Audio recordings of musical works may be placed on electronic reserves or course web sites for use in connection with course instruction (not for entertainment purposes):

  • The number of entire works that may be digitized during an academic term should not exceed the maximum number of works typically required for the course—approximately thirty (30) hours.
  • Excerpts, not entire copies, will be used.
  • Online access will be limited through authentication to class participants and access is terminated as soon as the course has concluded.
  • Audio will be delivered in streaming format. Contact University Computer Help Desk .

Video / DVD / Film

Video / DVD / Film may be placed on course reserves or used in course instruction.

  • Will be viewed individually by students
  • The library DVDs and VHS tapes have Public Performance Rights (PPR)
  • ISU has purchased or licensed works from a commercial streaming service
  • Excerpts, not entire copies, will be used
  • Online access will be limited through authentication to class participants and access is terminated as soon as the course has concluded

Public Performance Rights (PPR)

Rights that legally allow a person to show a film in public without seeking permission from the copyright holder. Films in the library's collection that do not have PPR are limited to individual viewing and classroom use only. Situations where one must obtain PPR to show a film include but are not limited to public showings on or off campus, screenings at Registered Student Organization events, guest lectures, and film series. PPR are required even if the event is free.

Other Materials Not Already Mentioned

Material that does not fall within any of the above categories may still be used in electronic reserves or course web sites providing the use meets the requirements of:

 

Sources: U.S. Copyright Law, Dartmouth College, University System of Georgia, Reproduction of Copyrighted Works by Educators and Librarians

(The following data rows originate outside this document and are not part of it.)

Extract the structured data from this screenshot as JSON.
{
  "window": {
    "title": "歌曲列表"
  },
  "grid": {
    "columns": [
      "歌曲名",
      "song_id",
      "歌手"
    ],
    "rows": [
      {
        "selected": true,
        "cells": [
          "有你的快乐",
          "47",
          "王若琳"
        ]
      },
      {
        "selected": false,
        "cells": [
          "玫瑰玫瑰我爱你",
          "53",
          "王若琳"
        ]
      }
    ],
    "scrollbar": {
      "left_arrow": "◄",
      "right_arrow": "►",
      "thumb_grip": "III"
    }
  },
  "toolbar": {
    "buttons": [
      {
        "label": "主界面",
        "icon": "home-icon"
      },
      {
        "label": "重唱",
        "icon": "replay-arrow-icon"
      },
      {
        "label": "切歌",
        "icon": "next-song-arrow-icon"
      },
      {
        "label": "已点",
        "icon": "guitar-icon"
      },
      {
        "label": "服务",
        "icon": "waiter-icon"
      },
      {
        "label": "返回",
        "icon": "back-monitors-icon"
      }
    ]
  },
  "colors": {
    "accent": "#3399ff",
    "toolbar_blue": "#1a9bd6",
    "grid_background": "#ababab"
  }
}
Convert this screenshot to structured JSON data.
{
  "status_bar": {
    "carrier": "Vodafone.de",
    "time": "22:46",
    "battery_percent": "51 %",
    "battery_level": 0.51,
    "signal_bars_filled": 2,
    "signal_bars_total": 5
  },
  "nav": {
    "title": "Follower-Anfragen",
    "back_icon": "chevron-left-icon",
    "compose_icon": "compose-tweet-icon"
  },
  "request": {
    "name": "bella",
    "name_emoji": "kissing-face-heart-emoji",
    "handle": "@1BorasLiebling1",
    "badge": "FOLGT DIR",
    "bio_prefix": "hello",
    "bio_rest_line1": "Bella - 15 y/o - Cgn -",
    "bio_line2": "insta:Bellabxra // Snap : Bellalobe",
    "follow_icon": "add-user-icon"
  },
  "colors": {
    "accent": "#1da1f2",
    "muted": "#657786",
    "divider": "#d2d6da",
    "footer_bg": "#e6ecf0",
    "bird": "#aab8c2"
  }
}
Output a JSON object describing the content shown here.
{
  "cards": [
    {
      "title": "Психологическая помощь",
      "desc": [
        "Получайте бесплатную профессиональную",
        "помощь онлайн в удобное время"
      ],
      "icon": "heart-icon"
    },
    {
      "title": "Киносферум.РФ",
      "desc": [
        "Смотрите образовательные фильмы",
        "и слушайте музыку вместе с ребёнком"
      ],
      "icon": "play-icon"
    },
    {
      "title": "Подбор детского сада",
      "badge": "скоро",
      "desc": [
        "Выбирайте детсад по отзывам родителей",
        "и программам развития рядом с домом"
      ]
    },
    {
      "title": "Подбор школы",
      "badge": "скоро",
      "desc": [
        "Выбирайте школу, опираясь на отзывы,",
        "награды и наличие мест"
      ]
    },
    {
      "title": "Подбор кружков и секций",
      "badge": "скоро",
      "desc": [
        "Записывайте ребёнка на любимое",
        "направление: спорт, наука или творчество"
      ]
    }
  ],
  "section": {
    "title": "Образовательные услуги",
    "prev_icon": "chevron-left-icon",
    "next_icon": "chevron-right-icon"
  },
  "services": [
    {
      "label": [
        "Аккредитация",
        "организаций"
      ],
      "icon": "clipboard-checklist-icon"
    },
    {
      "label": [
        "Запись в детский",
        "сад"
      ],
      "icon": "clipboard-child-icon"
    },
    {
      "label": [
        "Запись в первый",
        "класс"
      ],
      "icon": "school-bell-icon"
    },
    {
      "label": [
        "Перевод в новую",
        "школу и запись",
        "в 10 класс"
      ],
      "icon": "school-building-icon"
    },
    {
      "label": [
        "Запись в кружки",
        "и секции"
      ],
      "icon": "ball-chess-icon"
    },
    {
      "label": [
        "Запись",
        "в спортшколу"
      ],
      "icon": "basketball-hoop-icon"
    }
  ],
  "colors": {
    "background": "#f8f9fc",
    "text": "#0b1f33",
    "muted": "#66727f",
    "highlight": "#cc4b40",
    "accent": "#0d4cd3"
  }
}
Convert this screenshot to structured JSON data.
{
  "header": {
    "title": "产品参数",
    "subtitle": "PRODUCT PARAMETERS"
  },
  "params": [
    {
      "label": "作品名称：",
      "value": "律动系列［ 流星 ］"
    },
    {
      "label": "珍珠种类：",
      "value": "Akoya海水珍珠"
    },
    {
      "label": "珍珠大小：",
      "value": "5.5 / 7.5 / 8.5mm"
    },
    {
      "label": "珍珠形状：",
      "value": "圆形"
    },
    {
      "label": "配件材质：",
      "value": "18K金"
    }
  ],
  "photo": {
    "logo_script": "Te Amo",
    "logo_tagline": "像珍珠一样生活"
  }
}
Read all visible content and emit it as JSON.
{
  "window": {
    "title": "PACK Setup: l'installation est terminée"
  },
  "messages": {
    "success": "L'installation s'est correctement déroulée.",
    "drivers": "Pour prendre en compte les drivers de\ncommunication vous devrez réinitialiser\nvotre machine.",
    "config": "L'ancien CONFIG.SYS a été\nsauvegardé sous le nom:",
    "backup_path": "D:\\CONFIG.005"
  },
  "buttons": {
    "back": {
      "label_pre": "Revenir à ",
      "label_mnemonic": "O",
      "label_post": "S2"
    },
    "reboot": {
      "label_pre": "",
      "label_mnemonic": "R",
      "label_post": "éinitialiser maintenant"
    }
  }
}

Animated video encourages students to think about copyright law and the appropriate ways to use original work responsibly. Developed by Common Sense Media